US crude oil stocks posted a decrease of 0.3 MMBbl from last week. Gasoline inventories increased 2.2 MMBbl, and distillate inventories decreased 1.6 MMBbl. Yesterday afternoon, API reported a crude oil draw of 5.3 MMBbl, alongside a gasoline build of 2.7 MMBbl and a distillate draw of 2.1 MMBbl. Analysts were expecting a crude oil draw of 0.9 MMBbl. The most important number to keep an eye on, total petroleum inventories, posted a decrease of 1.6 MMBbl. For a summary of the crude oil and petroleum product stock movements, see the table below.

US crude oil production increased 100 MBbl/d last week, per the EIA. Crude oil imports were down 81 MBbl/d last week to an average of 6.9 MMBbl/d. Refinery inputs averaged 16.8 MMBbl/d (189 MBbl/d more than last week’s average), leading to a utilization rate of 91.2%. The smaller than expected crude oil inventory withdrawal is pressuring prices. Prompt-month WTI was trading down $0.47/Bbl, at $58.34/Bbl, at the time of writing.
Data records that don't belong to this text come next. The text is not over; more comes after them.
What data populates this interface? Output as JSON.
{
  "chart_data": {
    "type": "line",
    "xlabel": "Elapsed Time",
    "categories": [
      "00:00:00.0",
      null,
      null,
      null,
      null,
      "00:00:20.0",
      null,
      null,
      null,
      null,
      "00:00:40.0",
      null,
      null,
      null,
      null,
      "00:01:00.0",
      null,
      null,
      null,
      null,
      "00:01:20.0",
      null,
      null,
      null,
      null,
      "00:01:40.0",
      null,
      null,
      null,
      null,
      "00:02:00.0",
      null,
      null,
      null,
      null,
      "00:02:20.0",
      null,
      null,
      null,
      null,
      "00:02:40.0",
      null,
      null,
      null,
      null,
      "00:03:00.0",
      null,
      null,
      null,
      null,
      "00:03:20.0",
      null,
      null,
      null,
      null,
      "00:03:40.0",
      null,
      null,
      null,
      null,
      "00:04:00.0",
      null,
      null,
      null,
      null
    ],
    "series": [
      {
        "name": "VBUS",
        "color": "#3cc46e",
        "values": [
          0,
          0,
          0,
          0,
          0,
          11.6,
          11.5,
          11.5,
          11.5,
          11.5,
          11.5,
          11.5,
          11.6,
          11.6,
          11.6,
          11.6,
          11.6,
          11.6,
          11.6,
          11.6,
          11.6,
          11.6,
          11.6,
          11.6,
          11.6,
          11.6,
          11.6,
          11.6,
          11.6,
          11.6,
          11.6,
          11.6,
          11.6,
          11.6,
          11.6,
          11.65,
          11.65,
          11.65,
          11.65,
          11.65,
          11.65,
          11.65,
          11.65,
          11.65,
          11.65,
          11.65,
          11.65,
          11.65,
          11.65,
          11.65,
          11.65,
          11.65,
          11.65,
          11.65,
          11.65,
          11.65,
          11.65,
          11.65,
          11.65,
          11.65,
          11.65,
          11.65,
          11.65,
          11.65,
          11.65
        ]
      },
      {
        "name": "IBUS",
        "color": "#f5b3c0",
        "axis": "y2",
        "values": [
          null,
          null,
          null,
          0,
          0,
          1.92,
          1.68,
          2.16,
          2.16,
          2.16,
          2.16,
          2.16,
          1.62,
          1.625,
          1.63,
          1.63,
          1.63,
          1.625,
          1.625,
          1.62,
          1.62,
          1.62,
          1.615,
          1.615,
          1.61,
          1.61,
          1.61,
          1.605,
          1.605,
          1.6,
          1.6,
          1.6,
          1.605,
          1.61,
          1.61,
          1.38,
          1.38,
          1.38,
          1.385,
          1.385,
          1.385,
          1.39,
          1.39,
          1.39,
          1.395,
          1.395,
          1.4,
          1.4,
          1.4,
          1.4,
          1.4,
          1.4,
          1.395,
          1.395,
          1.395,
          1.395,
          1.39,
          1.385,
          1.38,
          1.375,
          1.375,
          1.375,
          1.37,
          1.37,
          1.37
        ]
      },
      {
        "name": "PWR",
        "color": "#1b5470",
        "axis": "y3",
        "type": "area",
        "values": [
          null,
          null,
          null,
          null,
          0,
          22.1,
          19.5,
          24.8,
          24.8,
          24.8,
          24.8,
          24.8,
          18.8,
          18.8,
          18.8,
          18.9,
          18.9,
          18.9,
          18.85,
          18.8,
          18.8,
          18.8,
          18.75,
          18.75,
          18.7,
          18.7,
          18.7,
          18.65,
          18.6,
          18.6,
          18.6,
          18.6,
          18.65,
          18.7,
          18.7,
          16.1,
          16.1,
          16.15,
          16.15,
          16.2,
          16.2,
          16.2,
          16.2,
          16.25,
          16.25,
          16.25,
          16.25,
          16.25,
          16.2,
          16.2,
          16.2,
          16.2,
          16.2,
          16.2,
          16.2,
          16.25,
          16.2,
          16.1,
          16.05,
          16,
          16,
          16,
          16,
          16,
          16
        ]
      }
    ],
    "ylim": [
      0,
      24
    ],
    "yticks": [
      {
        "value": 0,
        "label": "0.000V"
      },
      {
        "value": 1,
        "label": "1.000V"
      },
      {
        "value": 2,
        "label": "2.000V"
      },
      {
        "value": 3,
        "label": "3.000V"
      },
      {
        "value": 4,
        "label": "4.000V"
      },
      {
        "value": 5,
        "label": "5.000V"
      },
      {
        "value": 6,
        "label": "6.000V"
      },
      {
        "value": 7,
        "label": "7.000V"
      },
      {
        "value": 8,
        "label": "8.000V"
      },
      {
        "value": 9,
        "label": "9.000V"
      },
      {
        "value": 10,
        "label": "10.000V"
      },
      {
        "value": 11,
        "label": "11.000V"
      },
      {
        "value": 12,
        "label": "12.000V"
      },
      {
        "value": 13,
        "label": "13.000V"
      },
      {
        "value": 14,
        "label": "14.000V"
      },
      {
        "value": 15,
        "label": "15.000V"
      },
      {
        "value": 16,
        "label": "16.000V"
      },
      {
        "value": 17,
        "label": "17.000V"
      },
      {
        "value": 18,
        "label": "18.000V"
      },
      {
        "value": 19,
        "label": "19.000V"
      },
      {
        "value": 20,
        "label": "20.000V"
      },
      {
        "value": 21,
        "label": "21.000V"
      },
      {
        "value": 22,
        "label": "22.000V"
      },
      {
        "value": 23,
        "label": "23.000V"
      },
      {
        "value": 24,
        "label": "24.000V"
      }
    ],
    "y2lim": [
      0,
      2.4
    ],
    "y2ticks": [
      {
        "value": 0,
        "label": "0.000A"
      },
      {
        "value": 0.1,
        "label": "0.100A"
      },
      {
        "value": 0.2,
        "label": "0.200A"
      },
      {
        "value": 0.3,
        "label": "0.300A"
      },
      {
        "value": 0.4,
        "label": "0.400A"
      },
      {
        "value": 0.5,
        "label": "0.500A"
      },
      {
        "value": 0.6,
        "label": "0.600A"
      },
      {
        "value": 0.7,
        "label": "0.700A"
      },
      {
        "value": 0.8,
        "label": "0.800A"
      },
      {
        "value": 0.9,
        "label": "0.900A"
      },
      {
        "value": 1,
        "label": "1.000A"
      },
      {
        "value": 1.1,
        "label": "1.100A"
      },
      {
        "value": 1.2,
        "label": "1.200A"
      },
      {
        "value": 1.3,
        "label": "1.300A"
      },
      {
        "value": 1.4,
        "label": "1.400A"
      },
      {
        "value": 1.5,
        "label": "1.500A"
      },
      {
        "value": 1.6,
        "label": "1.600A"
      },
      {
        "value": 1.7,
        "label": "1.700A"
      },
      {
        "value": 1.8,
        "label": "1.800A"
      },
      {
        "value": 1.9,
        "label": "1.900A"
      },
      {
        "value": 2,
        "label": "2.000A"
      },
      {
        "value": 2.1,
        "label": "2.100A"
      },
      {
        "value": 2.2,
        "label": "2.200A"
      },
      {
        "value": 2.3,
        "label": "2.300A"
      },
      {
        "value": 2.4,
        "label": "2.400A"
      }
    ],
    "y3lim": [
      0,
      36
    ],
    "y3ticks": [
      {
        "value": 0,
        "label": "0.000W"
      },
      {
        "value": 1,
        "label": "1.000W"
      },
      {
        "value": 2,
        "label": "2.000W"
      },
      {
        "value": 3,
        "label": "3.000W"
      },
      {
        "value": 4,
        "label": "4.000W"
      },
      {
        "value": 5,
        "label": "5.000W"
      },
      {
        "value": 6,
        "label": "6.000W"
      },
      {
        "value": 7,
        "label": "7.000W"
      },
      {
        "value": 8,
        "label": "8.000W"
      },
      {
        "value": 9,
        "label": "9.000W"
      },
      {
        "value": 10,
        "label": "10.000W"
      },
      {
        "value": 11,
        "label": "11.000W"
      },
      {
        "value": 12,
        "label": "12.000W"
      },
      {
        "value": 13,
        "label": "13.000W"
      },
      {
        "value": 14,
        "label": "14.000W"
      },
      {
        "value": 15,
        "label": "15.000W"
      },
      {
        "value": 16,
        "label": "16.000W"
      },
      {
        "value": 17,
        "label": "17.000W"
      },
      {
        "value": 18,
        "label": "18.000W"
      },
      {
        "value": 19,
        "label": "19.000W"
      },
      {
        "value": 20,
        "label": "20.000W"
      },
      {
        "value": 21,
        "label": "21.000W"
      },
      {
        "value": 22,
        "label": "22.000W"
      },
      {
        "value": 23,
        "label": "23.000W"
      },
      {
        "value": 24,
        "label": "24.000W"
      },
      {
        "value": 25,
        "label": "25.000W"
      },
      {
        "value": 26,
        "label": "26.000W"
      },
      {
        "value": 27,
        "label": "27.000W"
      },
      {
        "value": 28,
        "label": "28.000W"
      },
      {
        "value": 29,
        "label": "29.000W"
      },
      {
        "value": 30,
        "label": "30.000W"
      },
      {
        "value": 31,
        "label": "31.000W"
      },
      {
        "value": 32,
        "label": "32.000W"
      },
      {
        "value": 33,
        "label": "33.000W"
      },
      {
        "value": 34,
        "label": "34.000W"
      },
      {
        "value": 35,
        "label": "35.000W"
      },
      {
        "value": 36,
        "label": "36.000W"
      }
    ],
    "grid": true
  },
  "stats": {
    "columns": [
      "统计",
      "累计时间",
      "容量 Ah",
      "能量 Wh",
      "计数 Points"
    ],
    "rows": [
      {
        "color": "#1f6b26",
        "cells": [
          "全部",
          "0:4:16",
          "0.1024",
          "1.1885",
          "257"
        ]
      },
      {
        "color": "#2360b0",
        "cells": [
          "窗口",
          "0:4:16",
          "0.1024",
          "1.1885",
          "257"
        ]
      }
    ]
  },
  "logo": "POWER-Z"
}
Smaller Than Expected Crude Oil Inventory Withdrawal is Pressuring Prices

Prices have been volatile as of late, but they recovered some of their losses after plunging to their two-month lows last week. The potential continuation of supply cuts into the second half of the year by OPEC, rising tensions in the Middle East, and declining Iranian and Venezuelan production are still keeping a strong floor for prices. However, the never-ending and progressively deteriorating US–China trade wars continue to put tremendous pressure on prices.

The meeting between OPEC and other producing countries last weekend gave some hope to the market on the possible extension of supply cuts into the second half of the year. Although the official decision will be made during OPEC’s next meeting, which is scheduled for the last week of June, Saudi Arabia Energy Minister Khalid al-Falih’s stance on being in favor of rolling over the existing cuts have been supporting prices. The disappointing US and global manufacturing data as well as US–China trade wars entering a new phase last week wiped out any bullish sentiment from al-Falih’s comments and pushed prices to their two-month lows last week.

Prices continue to see pressure based on the concerns about global economic and demand growth, as China recently signaled its willingness to escalate the existing trade war with the US by hinting at restricting the exports of rare earths to the US. Rare earths are a group of chemicals used in everyday electronics and military equipment. Although this has not yet been officially announced by China, the news rekindled the worries of a pro-longed trade war between the world’s two largest economies effecting economic and demand growth. Moving forward, the rising geopolitical tensions as well as declining production from Iran and Venezuela will continue to keep the floor up while trade wars continue to pressure prices.

The support area that held during late March and April will now find sellers for prices in the near term. A break back above that support area, on a daily close, will usher in a new range, between $57.33/Bbl (last week’s low) and $63.81/Bbl (where price runs found selling last week). A follow-through on the breakdown will send prices to where they were in early March, between $56/Bbl and $57/Bbl, which became the base for the recent run. While much of the long speculation was forced to cover last week (after the CFTC data), there remains a bid in the market due to the geopolitical unrest. Regardless of the two-directional sides to prices, higher volatility should be expected in the coming weeks as the market digests the geopolitical circumstances.

Petroleum Stocks Chart